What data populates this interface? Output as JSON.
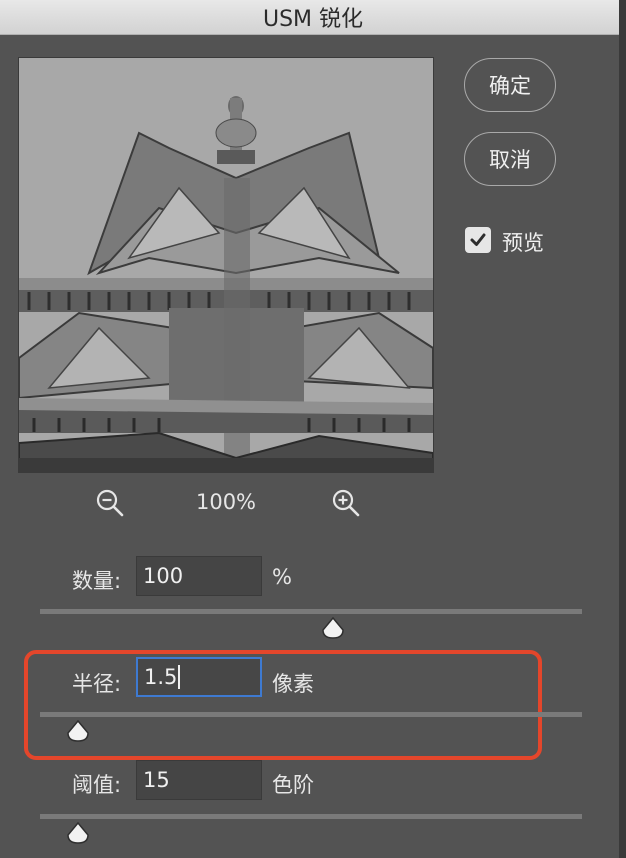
{
  "window": {
    "title": "USM 锐化"
  },
  "buttons": {
    "ok": "确定",
    "cancel": "取消"
  },
  "preview_toggle": {
    "label": "预览",
    "checked": true
  },
  "zoom": {
    "level": "100%"
  },
  "params": {
    "amount": {
      "label": "数量:",
      "value": "100",
      "unit": "%",
      "slider_fraction": 0.54
    },
    "radius": {
      "label": "半径:",
      "value": "1.5",
      "unit": "像素",
      "slider_fraction": 0.07
    },
    "threshold": {
      "label": "阈值:",
      "value": "15",
      "unit": "色阶",
      "slider_fraction": 0.07
    }
  },
  "colors": {
    "background": "#535353",
    "highlight": "#e4462b",
    "focus": "#3e7ad1"
  }
}
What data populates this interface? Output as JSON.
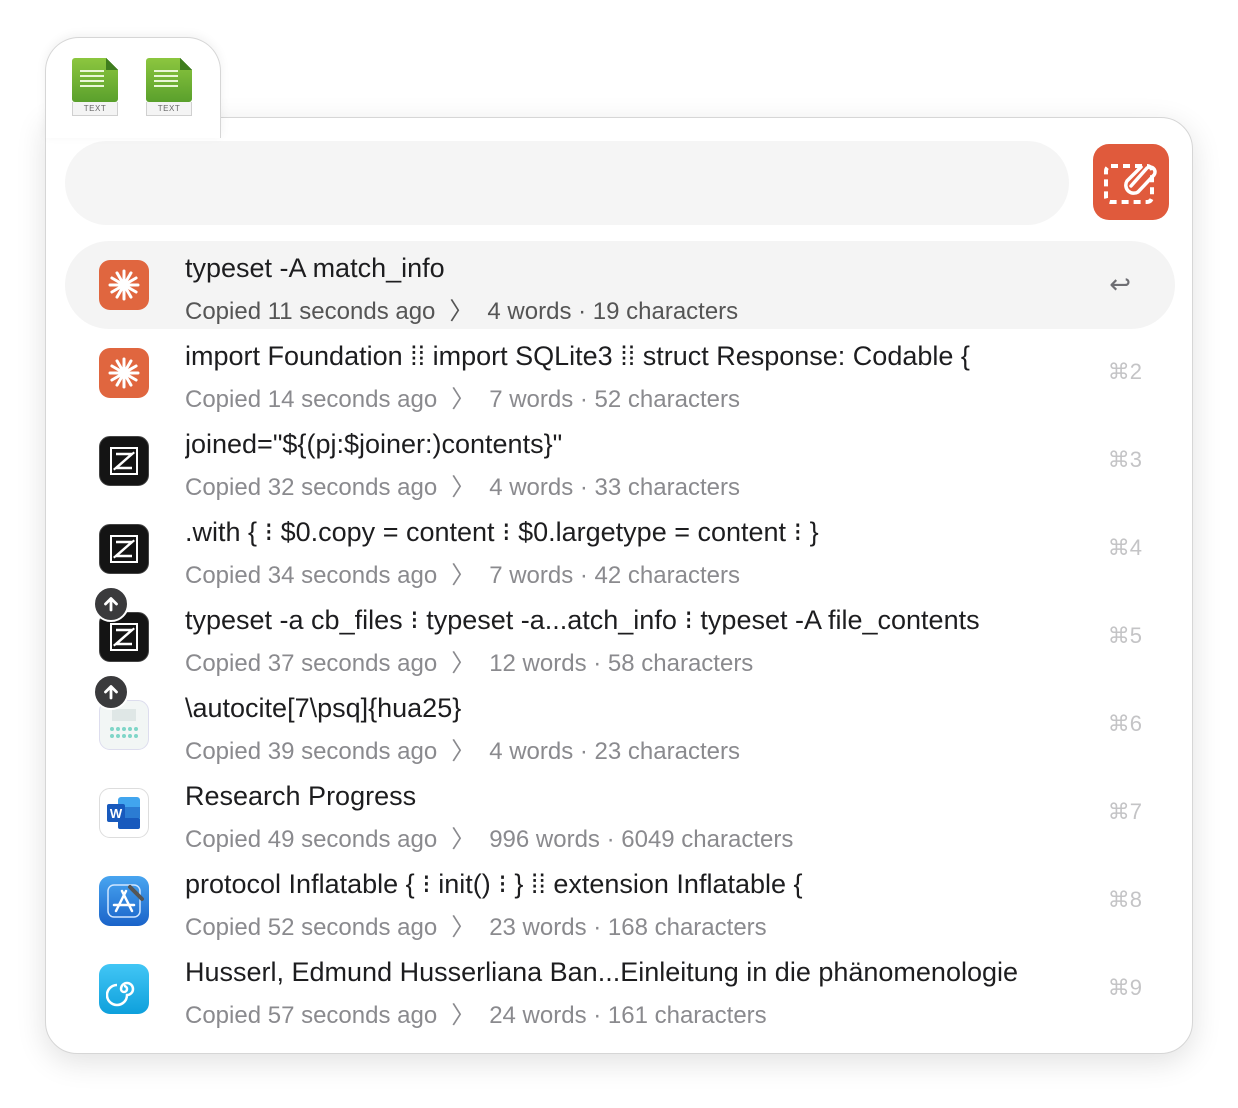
{
  "file_tab": {
    "files": [
      {
        "label": "TEXT",
        "icon": "text-document-icon"
      },
      {
        "label": "TEXT",
        "icon": "text-document-icon"
      }
    ]
  },
  "search": {
    "value": "",
    "placeholder": ""
  },
  "app_button": {
    "icon": "clipboard-paste-icon",
    "color": "#e05a3c"
  },
  "rows": [
    {
      "title": "typeset -A match_info",
      "copied": "Copied 11 seconds ago",
      "stats": "4 words · 19 characters",
      "shortcut": "↩",
      "app_icon": "claude-icon",
      "selected": true,
      "badge": false
    },
    {
      "title": "import Foundation ⁞⁞ import SQLite3 ⁞⁞ struct Response: Codable {",
      "copied": "Copied 14 seconds ago",
      "stats": "7 words · 52 characters",
      "shortcut": "⌘2",
      "app_icon": "claude-icon",
      "selected": false,
      "badge": false
    },
    {
      "title": "joined=\"${(pj:$joiner:)contents}\"",
      "copied": "Copied 32 seconds ago",
      "stats": "4 words · 33 characters",
      "shortcut": "⌘3",
      "app_icon": "zed-icon",
      "selected": false,
      "badge": false
    },
    {
      "title": ".with { ⁝ $0.copy = content ⁝ $0.largetype = content ⁝ }",
      "copied": "Copied 34 seconds ago",
      "stats": "7 words · 42 characters",
      "shortcut": "⌘4",
      "app_icon": "zed-icon",
      "selected": false,
      "badge": false
    },
    {
      "title": "typeset -a cb_files ⁝ typeset -a...atch_info ⁝ typeset -A file_contents",
      "copied": "Copied 37 seconds ago",
      "stats": "12 words · 58 characters",
      "shortcut": "⌘5",
      "app_icon": "zed-icon",
      "selected": false,
      "badge": true
    },
    {
      "title": "\\autocite[7\\psq]{hua25}",
      "copied": "Copied 39 seconds ago",
      "stats": "4 words · 23 characters",
      "shortcut": "⌘6",
      "app_icon": "keyboard-icon",
      "selected": false,
      "badge": true
    },
    {
      "title": "Research Progress",
      "copied": "Copied 49 seconds ago",
      "stats": "996 words · 6049 characters",
      "shortcut": "⌘7",
      "app_icon": "word-icon",
      "selected": false,
      "badge": false
    },
    {
      "title": "protocol Inflatable { ⁝ init() ⁝ } ⁞⁞ extension Inflatable {",
      "copied": "Copied 52 seconds ago",
      "stats": "23 words · 168 characters",
      "shortcut": "⌘8",
      "app_icon": "xcode-icon",
      "selected": false,
      "badge": false
    },
    {
      "title": "Husserl, Edmund Husserliana Ban...Einleitung in die phänomenologie",
      "copied": "Copied 57 seconds ago",
      "stats": "24 words · 161 characters",
      "shortcut": "⌘9",
      "app_icon": "nautilus-notes-icon",
      "selected": false,
      "badge": false
    }
  ],
  "chevron": "〉"
}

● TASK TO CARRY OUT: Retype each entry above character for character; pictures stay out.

● ANSWER BOX:
What data populates this interface? Output as JSON.
{
  "window": {
    "title": "USM 锐化"
  },
  "buttons": {
    "ok": "确定",
    "cancel": "取消"
  },
  "preview_toggle": {
    "label": "预览",
    "checked": true
  },
  "zoom": {
    "level": "100%"
  },
  "params": {
    "amount": {
      "label": "数量:",
      "value": "100",
      "unit": "%",
      "slider_fraction": 0.54
    },
    "radius": {
      "label": "半径:",
      "value": "1.5",
      "unit": "像素",
      "slider_fraction": 0.07
    },
    "threshold": {
      "label": "阈值:",
      "value": "15",
      "unit": "色阶",
      "slider_fraction": 0.07
    }
  },
  "colors": {
    "background": "#535353",
    "highlight": "#e4462b",
    "focus": "#3e7ad1"
  }
}
What data populates this interface? Output as JSON.
{
  "file_tab": {
    "files": [
      {
        "label": "TEXT",
        "icon": "text-document-icon"
      },
      {
        "label": "TEXT",
        "icon": "text-document-icon"
      }
    ]
  },
  "search": {
    "value": "",
    "placeholder": ""
  },
  "app_button": {
    "icon": "clipboard-paste-icon",
    "color": "#e05a3c"
  },
  "rows": [
    {
      "title": "typeset -A match_info",
      "copied": "Copied 11 seconds ago",
      "stats": "4 words · 19 characters",
      "shortcut": "↩",
      "app_icon": "claude-icon",
      "selected": true,
      "badge": false
    },
    {
      "title": "import Foundation ⁞⁞ import SQLite3 ⁞⁞ struct Response: Codable {",
      "copied": "Copied 14 seconds ago",
      "stats": "7 words · 52 characters",
      "shortcut": "⌘2",
      "app_icon": "claude-icon",
      "selected": false,
      "badge": false
    },
    {
      "title": "joined=\"${(pj:$joiner:)contents}\"",
      "copied": "Copied 32 seconds ago",
      "stats": "4 words · 33 characters",
      "shortcut": "⌘3",
      "app_icon": "zed-icon",
      "selected": false,
      "badge": false
    },
    {
      "title": ".with { ⁝ $0.copy = content ⁝ $0.largetype = content ⁝ }",
      "copied": "Copied 34 seconds ago",
      "stats": "7 words · 42 characters",
      "shortcut": "⌘4",
      "app_icon": "zed-icon",
      "selected": false,
      "badge": false
    },
    {
      "title": "typeset -a cb_files ⁝ typeset -a...atch_info ⁝ typeset -A file_contents",
      "copied": "Copied 37 seconds ago",
      "stats": "12 words · 58 characters",
      "shortcut": "⌘5",
      "app_icon": "zed-icon",
      "selected": false,
      "badge": true
    },
    {
      "title": "\\autocite[7\\psq]{hua25}",
      "copied": "Copied 39 seconds ago",
      "stats": "4 words · 23 characters",
      "shortcut": "⌘6",
      "app_icon": "keyboard-icon",
      "selected": false,
      "badge": true
    },
    {
      "title": "Research Progress",
      "copied": "Copied 49 seconds ago",
      "stats": "996 words · 6049 characters",
      "shortcut": "⌘7",
      "app_icon": "word-icon",
      "selected": false,
      "badge": false
    },
    {
      "title": "protocol Inflatable { ⁝ init() ⁝ } ⁞⁞ extension Inflatable {",
      "copied": "Copied 52 seconds ago",
      "stats": "23 words · 168 characters",
      "shortcut": "⌘8",
      "app_icon": "xcode-icon",
      "selected": false,
      "badge": false
    },
    {
      "title": "Husserl, Edmund Husserliana Ban...Einleitung in die phänomenologie",
      "copied": "Copied 57 seconds ago",
      "stats": "24 words · 161 characters",
      "shortcut": "⌘9",
      "app_icon": "nautilus-notes-icon",
      "selected": false,
      "badge": false
    }
  ],
  "chevron": "〉"
}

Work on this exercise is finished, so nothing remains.